Currently, our research focuses on causal molecular interactions in the context of cancer & population biomedicine:
1. Cancer biology: Progression of cancer has been widely viewed as following Darwinian evolution, where cells acquiring somatic driver mutations are positively selected, leading to preferential expansions of clones carrying these mutations. Advances in high-throughput DNA- and RNA-sequencing have substantially increased our understanding of late-stage cancer. Yet we still lack a quantitative understanding of the necessary and sufficient early conditions and steps required for the evolution of normal cells into cancer cells.
We design experimental and computational models of early cancer to (i) capture mutational and transcriptional trajectories over time at single-cell resolution, and (ii) quantify how different driver mutation interactions lead to cooperation or competition amongst cells.
2. Population biomedicine: We develop machine learning techniques for applications to large-scale biomedical data, such as scRNA-seq and the UK Biobank.
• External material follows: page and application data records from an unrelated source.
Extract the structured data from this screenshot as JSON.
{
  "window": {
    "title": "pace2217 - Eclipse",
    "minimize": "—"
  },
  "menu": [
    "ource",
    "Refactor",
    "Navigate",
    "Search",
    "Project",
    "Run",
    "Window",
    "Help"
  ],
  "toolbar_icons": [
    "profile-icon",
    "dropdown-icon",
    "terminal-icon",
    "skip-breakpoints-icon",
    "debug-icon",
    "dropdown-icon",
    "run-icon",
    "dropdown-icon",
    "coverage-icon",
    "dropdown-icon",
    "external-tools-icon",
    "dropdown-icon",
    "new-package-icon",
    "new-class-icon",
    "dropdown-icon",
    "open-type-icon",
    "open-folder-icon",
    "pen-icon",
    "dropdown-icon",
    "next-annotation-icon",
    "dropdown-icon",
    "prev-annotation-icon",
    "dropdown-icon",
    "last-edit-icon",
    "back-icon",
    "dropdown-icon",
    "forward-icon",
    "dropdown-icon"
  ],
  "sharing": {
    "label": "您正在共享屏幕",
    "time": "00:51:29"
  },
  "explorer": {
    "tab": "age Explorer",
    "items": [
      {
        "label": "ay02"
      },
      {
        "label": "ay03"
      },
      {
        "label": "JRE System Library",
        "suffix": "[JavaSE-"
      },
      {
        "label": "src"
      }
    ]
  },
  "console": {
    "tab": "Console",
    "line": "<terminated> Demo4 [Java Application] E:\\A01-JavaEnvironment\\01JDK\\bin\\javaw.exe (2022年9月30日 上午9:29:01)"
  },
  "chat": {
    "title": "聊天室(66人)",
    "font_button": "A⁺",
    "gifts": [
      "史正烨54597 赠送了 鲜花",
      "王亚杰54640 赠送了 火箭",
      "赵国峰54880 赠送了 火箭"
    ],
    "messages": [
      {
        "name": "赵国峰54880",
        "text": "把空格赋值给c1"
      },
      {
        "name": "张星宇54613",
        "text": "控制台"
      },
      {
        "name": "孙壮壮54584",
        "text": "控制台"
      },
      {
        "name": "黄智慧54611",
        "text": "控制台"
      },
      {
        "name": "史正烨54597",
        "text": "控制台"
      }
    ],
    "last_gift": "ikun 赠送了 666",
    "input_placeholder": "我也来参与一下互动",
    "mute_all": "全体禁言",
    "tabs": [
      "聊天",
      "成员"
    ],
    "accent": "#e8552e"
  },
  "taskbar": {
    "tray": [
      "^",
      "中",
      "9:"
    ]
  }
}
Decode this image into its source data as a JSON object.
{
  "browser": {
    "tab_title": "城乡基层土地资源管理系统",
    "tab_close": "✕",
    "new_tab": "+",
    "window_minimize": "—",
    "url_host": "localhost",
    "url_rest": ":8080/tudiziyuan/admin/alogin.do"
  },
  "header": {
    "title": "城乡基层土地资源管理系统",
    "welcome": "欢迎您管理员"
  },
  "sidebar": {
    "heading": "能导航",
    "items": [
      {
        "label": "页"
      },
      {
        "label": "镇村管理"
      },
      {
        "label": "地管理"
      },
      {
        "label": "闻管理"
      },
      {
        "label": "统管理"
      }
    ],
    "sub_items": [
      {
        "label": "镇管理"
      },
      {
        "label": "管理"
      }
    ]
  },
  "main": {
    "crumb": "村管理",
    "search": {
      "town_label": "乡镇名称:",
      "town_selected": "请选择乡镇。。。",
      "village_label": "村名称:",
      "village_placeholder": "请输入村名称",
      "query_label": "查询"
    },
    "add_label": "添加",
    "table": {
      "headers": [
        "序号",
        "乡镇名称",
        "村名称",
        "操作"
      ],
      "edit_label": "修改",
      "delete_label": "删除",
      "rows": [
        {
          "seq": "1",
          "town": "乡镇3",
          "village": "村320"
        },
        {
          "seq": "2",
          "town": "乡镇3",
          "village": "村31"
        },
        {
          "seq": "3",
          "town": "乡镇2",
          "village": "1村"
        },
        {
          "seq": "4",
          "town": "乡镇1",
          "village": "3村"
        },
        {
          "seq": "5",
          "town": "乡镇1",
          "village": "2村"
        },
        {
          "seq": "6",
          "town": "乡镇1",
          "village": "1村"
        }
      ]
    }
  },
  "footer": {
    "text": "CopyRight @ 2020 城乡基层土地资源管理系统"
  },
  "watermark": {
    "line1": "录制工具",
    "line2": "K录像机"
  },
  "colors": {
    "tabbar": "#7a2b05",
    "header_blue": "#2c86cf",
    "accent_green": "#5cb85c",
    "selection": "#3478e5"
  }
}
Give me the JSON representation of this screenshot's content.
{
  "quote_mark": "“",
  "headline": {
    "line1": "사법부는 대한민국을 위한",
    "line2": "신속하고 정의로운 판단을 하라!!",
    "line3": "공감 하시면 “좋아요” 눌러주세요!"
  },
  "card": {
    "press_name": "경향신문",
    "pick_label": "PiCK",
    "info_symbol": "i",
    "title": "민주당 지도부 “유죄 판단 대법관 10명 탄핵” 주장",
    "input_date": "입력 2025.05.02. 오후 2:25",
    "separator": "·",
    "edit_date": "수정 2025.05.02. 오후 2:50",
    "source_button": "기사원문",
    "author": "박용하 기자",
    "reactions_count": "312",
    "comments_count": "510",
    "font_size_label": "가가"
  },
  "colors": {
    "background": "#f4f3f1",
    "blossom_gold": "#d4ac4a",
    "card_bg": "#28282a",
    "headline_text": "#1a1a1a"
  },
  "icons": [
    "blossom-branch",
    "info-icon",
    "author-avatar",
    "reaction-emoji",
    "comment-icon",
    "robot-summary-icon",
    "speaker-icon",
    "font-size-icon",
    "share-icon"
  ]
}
For example, we develop (non-)parametric probabilistic and neural network approaches to (i) extract higher-order interactions from gene expression data, and (ii) quantify causal interactions amongst DNA variants leading to physiological outcomes.
|Dr Ava Khamseh||Group Leader|
|Abel Jansma||PhD student (jointly supervised with Chris Ponting and Luigi Del Debbio)|
|Yuelin Yao||PhD student|
Dr Luke Boulter, University of Edinburgh
Professor Chris Ponting, University of Edinburgh
Professor Martin Taylor, University of of Edinburgh
Dr Catalina Vallejos, University of Edinburgh
Professor Luigi Del Debbio, University of Edinburgh
Dr Sjoerd Beentjes, Hausdorff Center for Mathematics, Bonn
Dr Guido Cossu, Ascent Robotics, Tokyo
Understanding cancer initiation and evolution, probabilistic modelling for cancer, non-parametric probabilistic modelling and causal machine learning for large scale biomedical data, Targeted Learning
Single cell biology, cancer models